Christian was born in Mühlhausen (Thuringia) on October 28, 1947, son of a knitwear wholesale trader. His neurosurgical career began at the Neurosurgical Department of Freie Universität Berlin (Klinikum Charlottenburg) after completing medical school in Freiburg and Marburg (1966–1974). He earned his doctorate in medical sciences in 1982 and the following year received German board certification in neurosurgery. From 1984 on, he practiced as a consulting neurosurgeon in the very same department, moving to Virchow Klinikum (Berlin-Wedding) in 1987 that later became Campus Virchow, Charité Universitätsmedizin Berlin in 1995. During this time period, he was proud to work with no less than six heads of neurosurgery. After his retirement in 2012, Christian remained an active contributing scientist in the Neurosurgical Department of the Charité.

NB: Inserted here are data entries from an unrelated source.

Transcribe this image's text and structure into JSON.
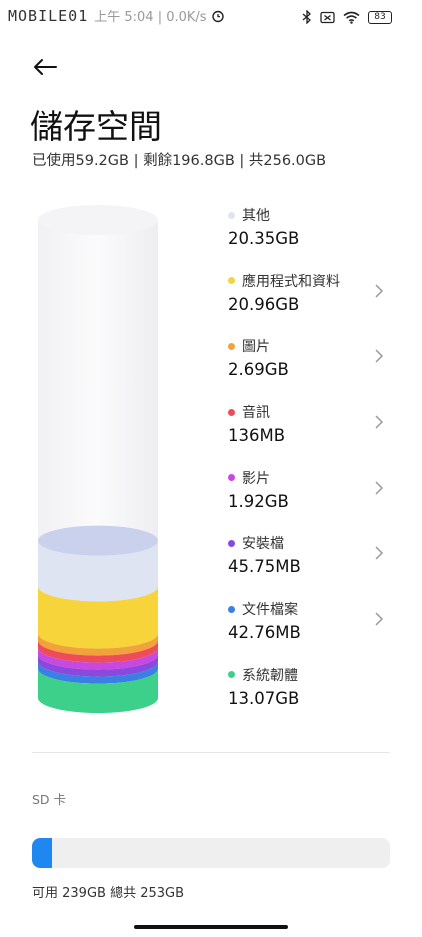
{
  "status_bar": {
    "watermark": "MOBILE01",
    "time": "上午 5:04 | 0.0K/s",
    "battery": "83",
    "icons": [
      "bluetooth-icon",
      "dnd-icon",
      "wifi-icon",
      "battery-icon"
    ]
  },
  "page": {
    "title": "儲存空間",
    "summary": "已使用59.2GB | 剩餘196.8GB | 共256.0GB"
  },
  "categories": [
    {
      "label": "其他",
      "value": "20.35GB",
      "color": "#dfe4f2",
      "chevron": false
    },
    {
      "label": "應用程式和資料",
      "value": "20.96GB",
      "color": "#f7d43a",
      "chevron": true
    },
    {
      "label": "圖片",
      "value": "2.69GB",
      "color": "#f2a23a",
      "chevron": true
    },
    {
      "label": "音訊",
      "value": "136MB",
      "color": "#ee4d58",
      "chevron": true
    },
    {
      "label": "影片",
      "value": "1.92GB",
      "color": "#c749e0",
      "chevron": true
    },
    {
      "label": "安裝檔",
      "value": "45.75MB",
      "color": "#8b48dc",
      "chevron": true
    },
    {
      "label": "文件檔案",
      "value": "42.76MB",
      "color": "#3a7fe3",
      "chevron": true
    },
    {
      "label": "系統韌體",
      "value": "13.07GB",
      "color": "#3dd08a",
      "chevron": false
    }
  ],
  "chart_data": {
    "type": "bar",
    "title": "",
    "total_gb": 256.0,
    "used_gb": 59.2,
    "free_gb": 196.8,
    "categories": [
      "其他",
      "應用程式和資料",
      "圖片",
      "音訊",
      "影片",
      "安裝檔",
      "文件檔案",
      "系統韌體"
    ],
    "values_gb": [
      20.35,
      20.96,
      2.69,
      0.136,
      1.92,
      0.04575,
      0.04276,
      13.07
    ]
  },
  "sd_card": {
    "label": "SD 卡",
    "usage_text": "可用 239GB  總共 253GB",
    "used_fraction": 0.055,
    "color": "#1e88f0"
  }
}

Christian was a lovable man and popular far beyond his German colleagues—and not only thanks to his self-celebrating quirks of character. Countless anecdotes, taken from his colorful professional and private life, became a magnet for his audience during late-night extracurricular programs at scientific meetings. His endless curiosity concerning the enigma of cerebrospinal fluid (CSF) pathologies attracted his younger colleagues and provoked enduring interest in this seemingly peripheral area of neurosurgery. He thus became a mentor for a new generation of neurosurgeons.

His legacy includes the development and application of gravity-assisted shunt valves, a comprehensive understanding of CSF over- and underdrainage phenomena caused by ventricular shunts, and finally introducing the “Sprung reservoir” as an important integrative part of a shunt. Christian shared his vast experience via numerous scientific publications and oral presentations at scientific meetings.

His biggest success, however, was to live his life with curiosity and openness, in which neurosurgery played a fundamental part as a source of creativity.

We bid a fond farewell to a fascinated scholar, a self-critical friend, and a role model of authenticity.